━━━ RECORDS ━━━

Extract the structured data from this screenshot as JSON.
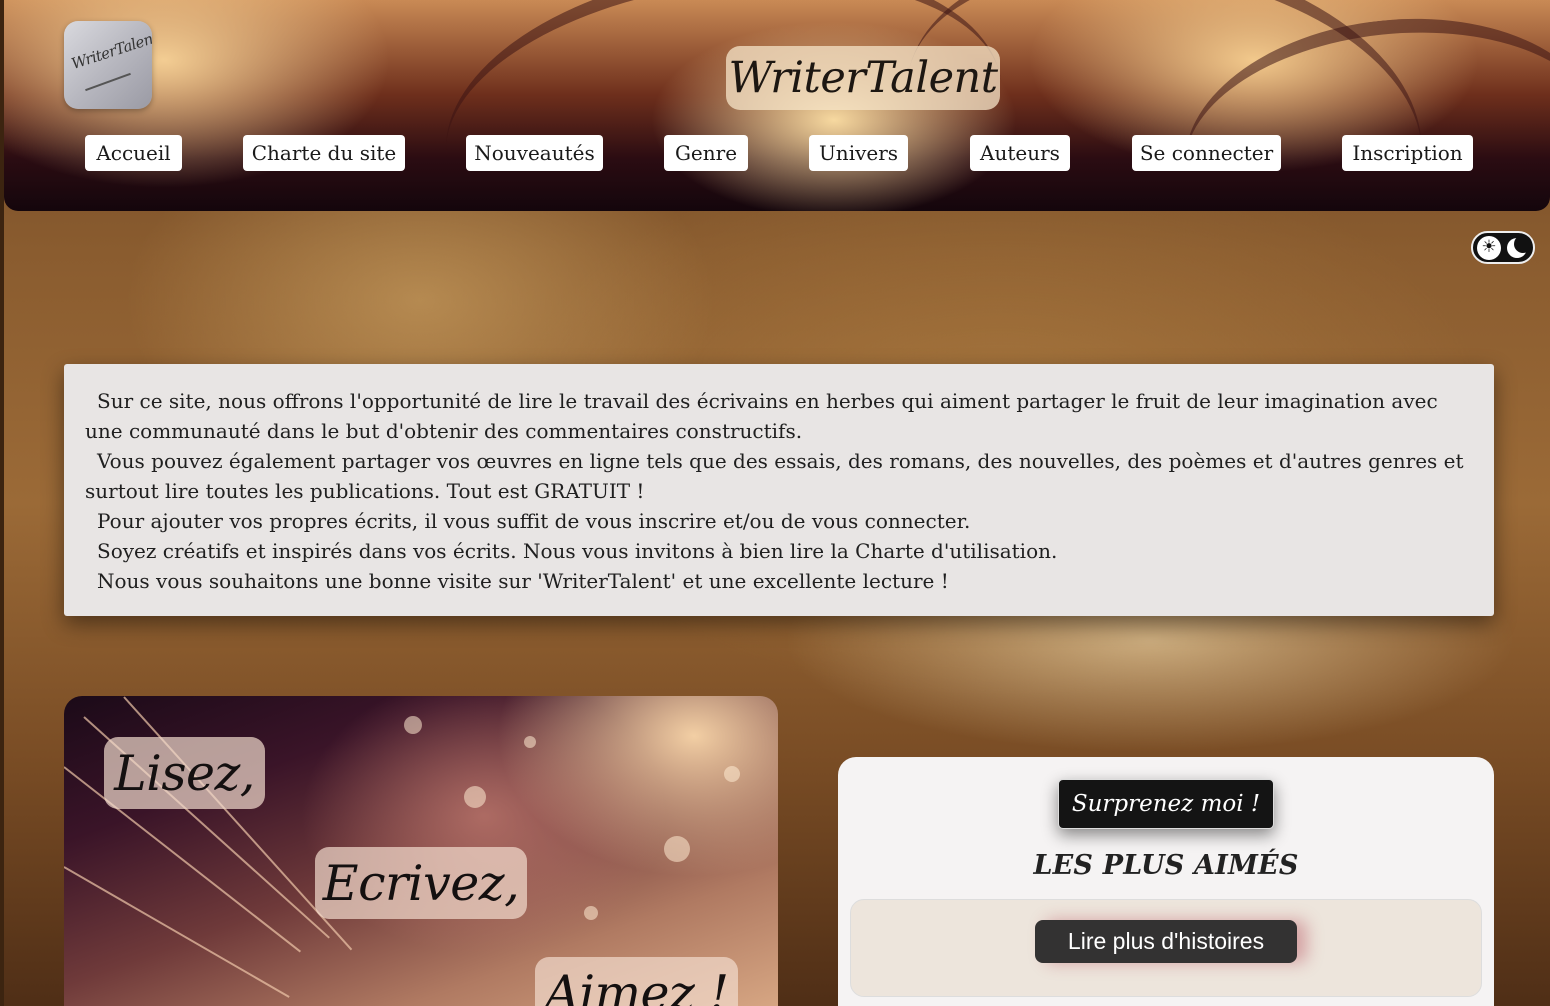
{
  "header": {
    "logo_text": "WriterTalent",
    "site_title": "WriterTalent",
    "nav": [
      {
        "label": "Accueil"
      },
      {
        "label": "Charte du site"
      },
      {
        "label": "Nouveautés"
      },
      {
        "label": "Genre"
      },
      {
        "label": "Univers"
      },
      {
        "label": "Auteurs"
      },
      {
        "label": "Se connecter"
      },
      {
        "label": "Inscription"
      }
    ]
  },
  "theme_toggle": {
    "light_icon": "sun-icon",
    "dark_icon": "moon-icon"
  },
  "intro": {
    "paragraphs": [
      "Sur ce site, nous offrons l'opportunité de lire le travail des écrivains en herbes qui aiment partager le fruit de leur imagination avec une communauté dans le but d'obtenir des commentaires constructifs.",
      "Vous pouvez également partager vos œuvres en ligne tels que des essais, des romans, des nouvelles, des poèmes et d'autres genres et surtout lire toutes les publications. Tout est GRATUIT !",
      "Pour ajouter vos propres écrits, il vous suffit de vous inscrire et/ou de vous connecter.",
      "Soyez créatifs et inspirés dans vos écrits. Nous vous invitons à bien lire la Charte d'utilisation.",
      "Nous vous souhaitons une bonne visite sur 'WriterTalent' et une excellente lecture !"
    ]
  },
  "hero": {
    "motto": [
      "Lisez,",
      "Ecrivez,",
      "Aimez !"
    ]
  },
  "panel": {
    "surprise_label": "Surprenez moi !",
    "popular_title": "LES PLUS AIMÉS",
    "more_label": "Lire plus d'histoires"
  },
  "colors": {
    "nav_bg": "#ffffff",
    "intro_bg": "#e8e5e4",
    "panel_bg": "#f5f3f3",
    "button_dark": "#141414"
  }
}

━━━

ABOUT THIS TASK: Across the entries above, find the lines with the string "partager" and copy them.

RESPONSE TO THIS TASK:
      "Sur ce site, nous offrons l'opportunité de lire le travail des écrivains en herbes qui aiment partager le fruit de leur imagination avec une communauté dans le but d'obtenir des commentaires constructifs.",
      "Vous pouvez également partager vos œuvres en ligne tels que des essais, des romans, des nouvelles, des poèmes et d'autres genres et surtout lire toutes les publications. Tout est GRATUIT !",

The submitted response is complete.